Act One: We start off in New York City, where we are introduced to our human characters. Jackson keeps an air of sadness in these scenes, but intertwines it with a feeling of opportunity and possibility. We are in civilization. There may be a "Great Depression", but the modern human spirit seems to be prevailing. We get onto a boat and see humans interacting on a smaller level. Humans are still master of the domain, even out at sea, the space seperating the primal from the modern. Our characters may die on the water, but in a human fashion.
Act Two: We reach the island. Things seem deserted, and our modern human characters seem to be in control. Suddenly, we are plunged into hell. We are no longer in civilization, no longer in control. This is the wild. The demonic, primal humans that inhabit this place seem nothing like our modern characters. They begin to kill our characters off, as if killing is natural. After fighting off these natives, our modern characters are in a battle against nature itself, though the natives seem only an extension of nature in this environment. Through all of this, the beings attempting to kill our characters seem to harbour no ill will or malice to our characters-they are only performing acts natural to their being. Are our human characters' desires to bring Kong back to civilation any different?
On this island, we also witness an understanding and compromise between the primal and the modern-our main character, Ann Darrow, and King Kong become "friends." Sort of. Let us just say that they bond on a very deep, nonsexual (*phew*) level.

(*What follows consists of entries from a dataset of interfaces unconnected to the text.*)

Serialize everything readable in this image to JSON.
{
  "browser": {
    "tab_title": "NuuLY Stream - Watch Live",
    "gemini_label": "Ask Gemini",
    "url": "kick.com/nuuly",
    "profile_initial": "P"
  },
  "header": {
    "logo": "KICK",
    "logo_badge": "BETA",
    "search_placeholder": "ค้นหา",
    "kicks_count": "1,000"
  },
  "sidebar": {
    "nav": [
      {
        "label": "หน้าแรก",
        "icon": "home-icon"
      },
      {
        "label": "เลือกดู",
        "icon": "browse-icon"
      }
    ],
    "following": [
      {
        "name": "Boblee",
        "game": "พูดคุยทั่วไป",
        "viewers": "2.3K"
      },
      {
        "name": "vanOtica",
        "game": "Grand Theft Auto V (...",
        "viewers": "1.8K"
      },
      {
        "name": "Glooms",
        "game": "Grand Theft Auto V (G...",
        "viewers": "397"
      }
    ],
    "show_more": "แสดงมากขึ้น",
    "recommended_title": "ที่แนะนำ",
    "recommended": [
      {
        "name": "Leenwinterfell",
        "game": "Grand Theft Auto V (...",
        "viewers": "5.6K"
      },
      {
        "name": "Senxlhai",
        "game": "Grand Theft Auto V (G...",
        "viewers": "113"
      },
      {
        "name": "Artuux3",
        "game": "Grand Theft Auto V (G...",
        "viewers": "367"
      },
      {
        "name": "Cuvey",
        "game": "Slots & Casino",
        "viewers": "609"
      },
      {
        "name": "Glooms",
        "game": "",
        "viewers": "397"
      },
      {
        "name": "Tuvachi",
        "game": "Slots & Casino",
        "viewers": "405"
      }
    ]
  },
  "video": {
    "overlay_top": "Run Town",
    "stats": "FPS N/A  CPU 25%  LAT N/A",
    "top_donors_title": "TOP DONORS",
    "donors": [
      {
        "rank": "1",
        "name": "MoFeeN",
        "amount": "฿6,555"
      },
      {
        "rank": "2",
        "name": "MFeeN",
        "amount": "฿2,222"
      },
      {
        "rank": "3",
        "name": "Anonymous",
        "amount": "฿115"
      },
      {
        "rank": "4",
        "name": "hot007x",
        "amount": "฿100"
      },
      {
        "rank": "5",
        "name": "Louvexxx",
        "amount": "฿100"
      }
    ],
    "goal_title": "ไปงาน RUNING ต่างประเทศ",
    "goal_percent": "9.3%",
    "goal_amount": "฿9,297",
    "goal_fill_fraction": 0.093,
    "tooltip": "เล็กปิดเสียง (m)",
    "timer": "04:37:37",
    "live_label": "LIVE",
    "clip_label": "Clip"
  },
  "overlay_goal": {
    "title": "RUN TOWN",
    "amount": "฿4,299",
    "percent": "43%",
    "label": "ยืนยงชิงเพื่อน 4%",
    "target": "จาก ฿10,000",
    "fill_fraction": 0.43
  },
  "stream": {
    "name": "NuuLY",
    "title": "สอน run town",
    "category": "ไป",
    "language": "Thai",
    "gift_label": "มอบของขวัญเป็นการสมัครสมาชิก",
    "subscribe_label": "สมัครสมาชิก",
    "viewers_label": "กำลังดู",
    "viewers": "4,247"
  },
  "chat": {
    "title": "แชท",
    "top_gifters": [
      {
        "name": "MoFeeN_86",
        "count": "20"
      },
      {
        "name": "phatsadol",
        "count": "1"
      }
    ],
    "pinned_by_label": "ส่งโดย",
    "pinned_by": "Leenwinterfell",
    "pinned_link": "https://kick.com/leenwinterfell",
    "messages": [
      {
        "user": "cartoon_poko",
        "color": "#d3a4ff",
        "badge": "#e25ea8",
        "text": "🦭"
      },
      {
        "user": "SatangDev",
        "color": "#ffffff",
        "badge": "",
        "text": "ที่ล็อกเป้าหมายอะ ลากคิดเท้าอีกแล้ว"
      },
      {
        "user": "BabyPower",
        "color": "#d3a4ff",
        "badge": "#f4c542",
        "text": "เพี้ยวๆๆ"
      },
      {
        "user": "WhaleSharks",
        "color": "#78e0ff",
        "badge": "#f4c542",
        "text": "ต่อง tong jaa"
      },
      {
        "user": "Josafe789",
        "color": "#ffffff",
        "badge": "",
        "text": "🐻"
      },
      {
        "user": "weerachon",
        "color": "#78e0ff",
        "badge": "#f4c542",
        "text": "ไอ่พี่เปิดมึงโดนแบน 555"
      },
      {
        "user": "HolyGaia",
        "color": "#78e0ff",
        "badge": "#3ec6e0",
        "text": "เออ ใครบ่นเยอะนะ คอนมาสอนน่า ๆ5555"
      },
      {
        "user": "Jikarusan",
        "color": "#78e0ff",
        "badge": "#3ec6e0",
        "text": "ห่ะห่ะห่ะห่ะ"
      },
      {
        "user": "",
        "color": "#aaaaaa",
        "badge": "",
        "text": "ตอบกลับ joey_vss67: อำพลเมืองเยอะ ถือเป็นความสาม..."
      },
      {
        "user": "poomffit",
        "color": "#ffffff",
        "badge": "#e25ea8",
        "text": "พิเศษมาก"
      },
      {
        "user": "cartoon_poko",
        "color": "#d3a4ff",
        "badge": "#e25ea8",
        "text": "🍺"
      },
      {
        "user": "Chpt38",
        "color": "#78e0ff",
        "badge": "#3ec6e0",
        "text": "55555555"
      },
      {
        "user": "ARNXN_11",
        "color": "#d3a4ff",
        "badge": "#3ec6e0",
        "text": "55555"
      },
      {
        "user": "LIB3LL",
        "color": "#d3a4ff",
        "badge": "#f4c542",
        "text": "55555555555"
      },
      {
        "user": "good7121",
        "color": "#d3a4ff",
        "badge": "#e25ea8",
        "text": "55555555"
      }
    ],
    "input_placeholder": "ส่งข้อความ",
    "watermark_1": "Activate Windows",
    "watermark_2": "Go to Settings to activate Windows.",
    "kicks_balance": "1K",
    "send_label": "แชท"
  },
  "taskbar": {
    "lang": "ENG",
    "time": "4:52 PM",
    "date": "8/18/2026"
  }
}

Act Three: We are back in New York City, ever the constant symbol of modern society and progress. Kong is captured and on display, but this, we know, cannot last. Kong breaks loose and attempts to find Ann. Of course, in this civilized world, Kong cannot exist any more than our modern humans can exist in the primal world. He is hunted just as our human characters were, and like many of them, he is killed.
This Kong is more of a tragedy than previous Kong's but it still has fun moments, and it is still awe-inspiring. Every death seems tragic, and Jackson never tries to make death look fun, though one can inadvertedly have a good time attempting to avoid it. Don't avoid this movie, though. There isn't anything like it: it entertains, it makes your brain work (subconciously and conciously), it makes you say 'whoa' like Keanu, and it doesn't make you feel like a whore when you walk out of the theater. It's long, but it's worth the time. It's got a huge heart, one that beats until Kong's unfortunate end.